There has been an alarming increase in the number of vans on Britain’s roads being driven with low tread depths and other defects.
i247 Group, an outsourced driver support and asset management provider, says its figures suggest there has been a 10% rise over the past few years, with the proportion of LCVs having under two millimetres of tyre tread depth increasing from 30% in 2019 to 40% in 2023. There has also been a rising number of tyre defects leading to MOT failures on Class 5 vehicles such as minibuses with 13 or more seats as well as ambulances, it says.
David Legg, director of tyres at i247 Group, said:
We are really concerned about the rise we’re seeing in fleets operating with low levels of tyre tread with some at illegal levels. We know van fleets are under pressure right now but we’re urging fleets to give their drivers time to carry out critical tyre checks regularly.
Fleet operators have a duty to ensure vehicles are maintained in a roadworthy condition and drivers are also legally responsible for the condition of the vehicles they operate.
Drivers can be fined up to £300 and receive three penalty points or be taken to court if the offence is more serious.
Driving with heavily worn tyres affects a vehicle’s ability to brake efficiently and maintain sufficient surface grip during wet or winter conditions.
Low tread tyres are also more likely to suffer punctures and lose air pressure, which affects fuel economy and steering.

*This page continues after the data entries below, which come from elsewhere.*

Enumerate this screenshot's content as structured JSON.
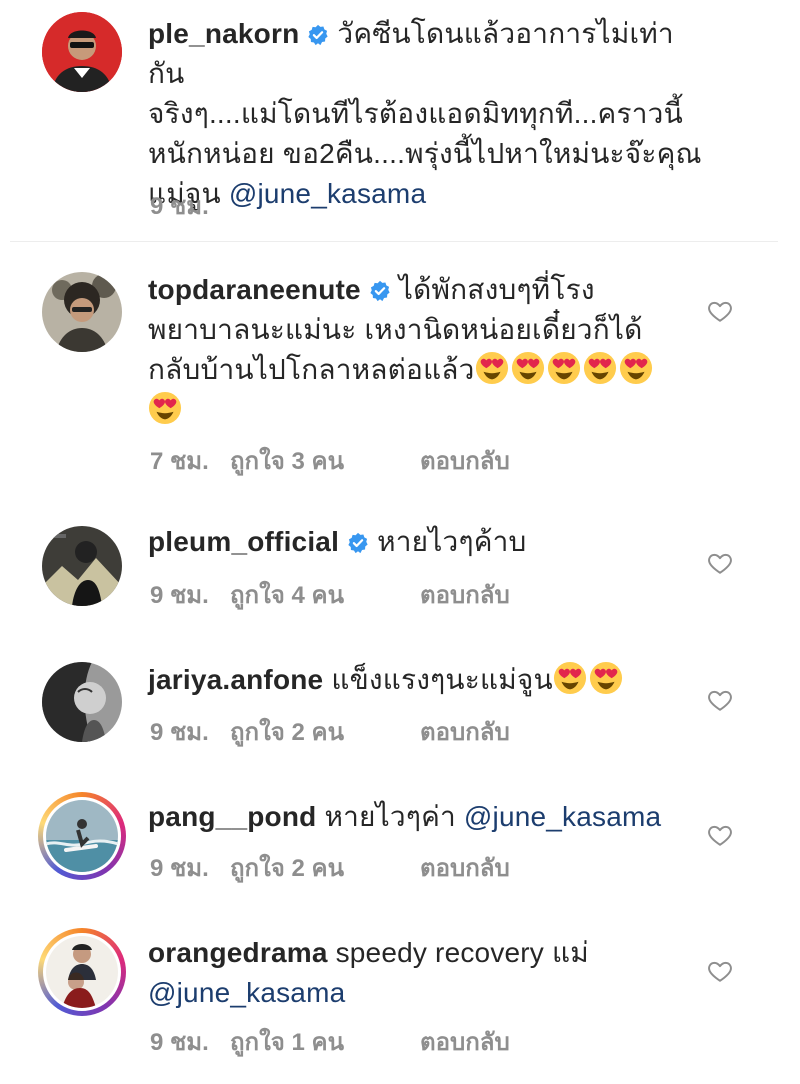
{
  "comments": [
    {
      "username": "ple_nakorn",
      "verified": true,
      "text": "วัคซีนโดนแล้วอาการไม่เท่ากันจริงๆ....แม่โดนทีไรต้องแอดมิททุกที...คราวนี้หนักหน่อย ขอ2คืน....พรุ่งนี้ไปหาใหม่นะจ๊ะคุณแม่จูน",
      "text_lines": [
        "วัคซีนโดนแล้วอาการไม่เท่ากัน",
        "จริงๆ....แม่โดนทีไรต้องแอดมิททุกที...คราวนี้",
        "หนักหน่อย ขอ2คืน....พรุ่งนี้ไปหาใหม่นะจ๊ะคุณ",
        "แม่จูน "
      ],
      "mention": "@june_kasama",
      "time": "9 ชม.",
      "likes": "",
      "reply": ""
    },
    {
      "username": "topdaraneenute",
      "verified": true,
      "text_lines": [
        "ได้พักสงบๆที่โรง",
        "พยาบาลนะแม่นะ เหงานิดหน่อยเดี๋ยวก็ได้",
        "กลับบ้านไปโกลาหลต่อแล้ว"
      ],
      "emoji_count": 6,
      "time": "7 ชม.",
      "likes": "ถูกใจ 3 คน",
      "reply": "ตอบกลับ"
    },
    {
      "username": "pleum_official",
      "verified": true,
      "text": "หายไวๆค้าบ",
      "time": "9 ชม.",
      "likes": "ถูกใจ 4 คน",
      "reply": "ตอบกลับ"
    },
    {
      "username": "jariya.anfone",
      "verified": false,
      "text": "แข็งแรงๆนะแม่จูน",
      "emoji_count": 2,
      "time": "9 ชม.",
      "likes": "ถูกใจ 2 คน",
      "reply": "ตอบกลับ"
    },
    {
      "username": "pang__pond",
      "verified": false,
      "text": "หายไวๆค่า ",
      "mention": "@june_kasama",
      "time": "9 ชม.",
      "likes": "ถูกใจ 2 คน",
      "reply": "ตอบกลับ"
    },
    {
      "username": "orangedrama",
      "verified": false,
      "text": "speedy recovery แม่",
      "mention": "@june_kasama",
      "time": "9 ชม.",
      "likes": "ถูกใจ 1 คน",
      "reply": "ตอบกลับ"
    }
  ],
  "icons": {
    "verified": "verified-badge-icon",
    "like": "heart-outline-icon",
    "emoji": "heart-eyes-emoji"
  },
  "colors": {
    "verified": "#3897f0",
    "mention": "#1c3d6e",
    "meta": "#8e8e8e"
  }
}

Vehicle checks should take place in the same way as any other job-critical tool before use. Fleets must ensure maintenance checks are being carried out. There are a number of tools and apps on the market to facilitate this which will help to ensure compliance and driver safety.